(Description of the task) Please copy every line from the records below that contains the string "Configuration".

*** Opening of Available data ***

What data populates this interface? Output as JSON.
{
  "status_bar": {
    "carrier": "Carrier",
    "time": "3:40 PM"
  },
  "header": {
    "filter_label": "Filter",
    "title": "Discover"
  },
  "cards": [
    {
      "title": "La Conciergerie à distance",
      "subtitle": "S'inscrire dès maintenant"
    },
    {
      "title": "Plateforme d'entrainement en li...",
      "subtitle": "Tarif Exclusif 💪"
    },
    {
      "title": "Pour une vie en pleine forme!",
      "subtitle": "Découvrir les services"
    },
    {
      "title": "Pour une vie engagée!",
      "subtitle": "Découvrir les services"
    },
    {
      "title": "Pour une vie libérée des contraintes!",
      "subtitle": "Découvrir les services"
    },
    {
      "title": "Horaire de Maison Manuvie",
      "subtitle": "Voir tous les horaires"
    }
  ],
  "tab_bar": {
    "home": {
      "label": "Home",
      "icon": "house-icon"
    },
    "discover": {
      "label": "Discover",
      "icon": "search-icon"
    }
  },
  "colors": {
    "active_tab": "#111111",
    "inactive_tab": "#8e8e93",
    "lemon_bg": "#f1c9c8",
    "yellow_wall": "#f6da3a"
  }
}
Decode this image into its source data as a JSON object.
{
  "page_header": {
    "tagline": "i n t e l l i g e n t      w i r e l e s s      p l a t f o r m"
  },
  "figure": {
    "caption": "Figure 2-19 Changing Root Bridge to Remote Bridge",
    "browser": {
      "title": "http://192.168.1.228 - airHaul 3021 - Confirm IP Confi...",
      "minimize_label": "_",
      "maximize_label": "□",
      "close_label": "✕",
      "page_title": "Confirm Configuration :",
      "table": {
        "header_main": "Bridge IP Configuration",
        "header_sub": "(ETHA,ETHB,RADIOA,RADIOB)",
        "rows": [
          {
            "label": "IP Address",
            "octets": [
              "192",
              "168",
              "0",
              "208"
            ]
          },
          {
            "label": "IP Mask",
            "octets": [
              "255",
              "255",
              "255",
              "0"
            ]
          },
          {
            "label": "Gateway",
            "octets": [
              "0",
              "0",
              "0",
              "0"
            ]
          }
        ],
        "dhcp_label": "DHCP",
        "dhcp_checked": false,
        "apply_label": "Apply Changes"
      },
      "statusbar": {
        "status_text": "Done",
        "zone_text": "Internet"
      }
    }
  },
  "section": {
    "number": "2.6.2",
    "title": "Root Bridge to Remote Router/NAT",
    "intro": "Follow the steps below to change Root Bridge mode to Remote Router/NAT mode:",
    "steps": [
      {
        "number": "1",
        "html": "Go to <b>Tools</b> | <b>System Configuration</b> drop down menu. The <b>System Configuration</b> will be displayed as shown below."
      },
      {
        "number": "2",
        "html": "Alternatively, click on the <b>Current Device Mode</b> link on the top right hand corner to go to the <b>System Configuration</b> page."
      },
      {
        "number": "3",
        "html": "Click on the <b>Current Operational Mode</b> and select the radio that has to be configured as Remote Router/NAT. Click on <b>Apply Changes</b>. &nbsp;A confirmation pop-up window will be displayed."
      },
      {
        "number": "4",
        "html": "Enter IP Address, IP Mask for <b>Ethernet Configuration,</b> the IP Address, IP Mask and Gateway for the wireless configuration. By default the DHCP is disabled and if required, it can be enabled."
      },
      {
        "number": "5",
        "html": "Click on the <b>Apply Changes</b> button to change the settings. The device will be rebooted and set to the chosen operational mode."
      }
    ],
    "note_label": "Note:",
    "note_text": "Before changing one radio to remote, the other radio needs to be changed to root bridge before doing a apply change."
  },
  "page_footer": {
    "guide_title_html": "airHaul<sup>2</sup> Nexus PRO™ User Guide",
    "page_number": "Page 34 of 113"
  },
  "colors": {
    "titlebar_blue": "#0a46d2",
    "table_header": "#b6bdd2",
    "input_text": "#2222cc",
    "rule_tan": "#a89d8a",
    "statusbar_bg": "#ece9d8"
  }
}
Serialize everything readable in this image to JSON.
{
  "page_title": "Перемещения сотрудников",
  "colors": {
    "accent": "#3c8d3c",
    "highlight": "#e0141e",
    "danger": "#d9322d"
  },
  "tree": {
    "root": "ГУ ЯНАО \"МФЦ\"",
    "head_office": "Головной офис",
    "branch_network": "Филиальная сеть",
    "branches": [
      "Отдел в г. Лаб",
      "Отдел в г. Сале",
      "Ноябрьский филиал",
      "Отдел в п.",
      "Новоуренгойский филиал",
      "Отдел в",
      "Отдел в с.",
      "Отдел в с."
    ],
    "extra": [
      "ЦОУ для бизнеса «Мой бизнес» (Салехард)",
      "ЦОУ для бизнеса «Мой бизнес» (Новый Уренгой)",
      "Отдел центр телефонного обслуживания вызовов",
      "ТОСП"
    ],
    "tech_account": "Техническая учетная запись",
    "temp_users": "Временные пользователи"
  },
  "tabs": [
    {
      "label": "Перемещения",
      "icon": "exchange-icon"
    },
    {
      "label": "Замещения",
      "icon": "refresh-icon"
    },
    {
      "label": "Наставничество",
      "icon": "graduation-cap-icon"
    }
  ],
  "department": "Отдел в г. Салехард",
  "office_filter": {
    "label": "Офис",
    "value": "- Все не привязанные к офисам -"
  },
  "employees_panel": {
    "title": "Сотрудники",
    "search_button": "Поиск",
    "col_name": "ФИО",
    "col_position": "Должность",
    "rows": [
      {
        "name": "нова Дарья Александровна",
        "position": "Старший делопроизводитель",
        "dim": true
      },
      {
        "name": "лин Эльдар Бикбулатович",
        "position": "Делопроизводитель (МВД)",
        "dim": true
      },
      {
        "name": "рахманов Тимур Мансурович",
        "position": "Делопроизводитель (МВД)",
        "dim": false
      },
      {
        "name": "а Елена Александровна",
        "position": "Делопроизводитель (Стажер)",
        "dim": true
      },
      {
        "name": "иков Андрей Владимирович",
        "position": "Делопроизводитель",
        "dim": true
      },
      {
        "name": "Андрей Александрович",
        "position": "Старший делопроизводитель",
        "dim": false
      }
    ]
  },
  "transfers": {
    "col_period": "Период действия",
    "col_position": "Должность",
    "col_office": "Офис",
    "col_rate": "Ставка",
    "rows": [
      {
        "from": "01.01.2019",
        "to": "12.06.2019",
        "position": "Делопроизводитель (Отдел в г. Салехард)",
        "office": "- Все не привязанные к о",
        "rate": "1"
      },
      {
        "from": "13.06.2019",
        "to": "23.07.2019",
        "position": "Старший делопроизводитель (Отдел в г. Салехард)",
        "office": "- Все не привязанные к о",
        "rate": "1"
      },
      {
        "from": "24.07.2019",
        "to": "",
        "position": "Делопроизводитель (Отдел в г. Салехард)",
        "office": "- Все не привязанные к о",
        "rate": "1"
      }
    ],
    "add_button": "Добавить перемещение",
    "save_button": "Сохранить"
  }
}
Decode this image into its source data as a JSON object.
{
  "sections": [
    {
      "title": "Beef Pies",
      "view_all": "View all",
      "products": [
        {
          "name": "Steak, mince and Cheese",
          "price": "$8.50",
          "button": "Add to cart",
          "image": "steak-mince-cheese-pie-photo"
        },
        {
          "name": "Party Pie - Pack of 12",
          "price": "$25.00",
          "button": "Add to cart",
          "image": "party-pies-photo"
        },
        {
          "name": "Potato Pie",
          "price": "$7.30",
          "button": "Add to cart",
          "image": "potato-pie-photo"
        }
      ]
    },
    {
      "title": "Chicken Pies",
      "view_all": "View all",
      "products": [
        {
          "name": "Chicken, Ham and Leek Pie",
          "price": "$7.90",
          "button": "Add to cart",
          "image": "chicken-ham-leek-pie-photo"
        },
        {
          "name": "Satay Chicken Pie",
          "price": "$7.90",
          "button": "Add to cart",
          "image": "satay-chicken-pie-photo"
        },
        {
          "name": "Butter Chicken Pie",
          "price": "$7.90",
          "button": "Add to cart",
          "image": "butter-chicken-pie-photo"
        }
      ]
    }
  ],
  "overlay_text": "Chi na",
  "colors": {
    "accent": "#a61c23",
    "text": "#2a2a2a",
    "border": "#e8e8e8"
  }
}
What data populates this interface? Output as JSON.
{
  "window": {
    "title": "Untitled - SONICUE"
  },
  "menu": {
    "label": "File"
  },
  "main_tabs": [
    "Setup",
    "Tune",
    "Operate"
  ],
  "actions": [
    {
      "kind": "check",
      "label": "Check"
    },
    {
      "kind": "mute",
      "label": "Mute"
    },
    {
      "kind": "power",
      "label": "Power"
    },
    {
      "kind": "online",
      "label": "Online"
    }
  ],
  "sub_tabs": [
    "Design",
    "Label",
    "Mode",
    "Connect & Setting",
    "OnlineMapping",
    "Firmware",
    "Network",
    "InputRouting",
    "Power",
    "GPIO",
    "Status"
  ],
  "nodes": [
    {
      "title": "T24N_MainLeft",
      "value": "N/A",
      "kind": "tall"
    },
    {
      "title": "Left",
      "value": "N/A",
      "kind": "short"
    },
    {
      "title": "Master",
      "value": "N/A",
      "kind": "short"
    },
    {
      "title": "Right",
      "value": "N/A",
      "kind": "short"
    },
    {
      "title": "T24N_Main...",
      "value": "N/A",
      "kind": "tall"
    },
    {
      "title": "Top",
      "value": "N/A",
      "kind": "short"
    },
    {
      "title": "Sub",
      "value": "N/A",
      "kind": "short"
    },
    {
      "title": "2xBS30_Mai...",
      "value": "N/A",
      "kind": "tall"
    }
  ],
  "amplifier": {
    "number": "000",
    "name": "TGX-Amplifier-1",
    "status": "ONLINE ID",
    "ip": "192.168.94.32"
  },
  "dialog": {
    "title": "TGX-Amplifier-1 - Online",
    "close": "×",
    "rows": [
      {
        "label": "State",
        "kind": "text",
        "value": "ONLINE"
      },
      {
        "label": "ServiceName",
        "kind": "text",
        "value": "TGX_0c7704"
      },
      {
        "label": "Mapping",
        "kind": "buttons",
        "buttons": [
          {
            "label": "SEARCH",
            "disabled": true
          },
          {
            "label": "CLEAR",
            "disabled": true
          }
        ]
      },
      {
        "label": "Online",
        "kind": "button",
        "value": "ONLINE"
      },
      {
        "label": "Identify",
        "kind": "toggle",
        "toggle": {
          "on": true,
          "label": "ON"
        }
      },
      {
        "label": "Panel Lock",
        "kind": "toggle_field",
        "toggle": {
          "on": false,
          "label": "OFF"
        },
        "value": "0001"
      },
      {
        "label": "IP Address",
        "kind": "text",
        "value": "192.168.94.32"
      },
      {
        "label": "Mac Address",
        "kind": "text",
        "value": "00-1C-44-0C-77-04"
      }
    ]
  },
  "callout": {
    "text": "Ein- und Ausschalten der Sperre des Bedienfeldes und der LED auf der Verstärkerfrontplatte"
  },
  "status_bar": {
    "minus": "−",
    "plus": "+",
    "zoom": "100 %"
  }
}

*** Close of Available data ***

(Result of this exercise)
      "page_title": "Confirm Configuration :",
        "header_main": "Bridge IP Configuration",
        "html": "Go to <b>Tools</b> | <b>System Configuration</b> drop down menu. The <b>System Configuration</b> will be displayed as shown below."
        "html": "Alternatively, click on the <b>Current Device Mode</b> link on the top right hand corner to go to the <b>System Configuration</b> page."
        "html": "Enter IP Address, IP Mask for <b>Ethernet Configuration,</b> the IP Address, IP Mask and Gateway for the wireless configuration. By default the DHCP is disabled and if required, it can be enabled."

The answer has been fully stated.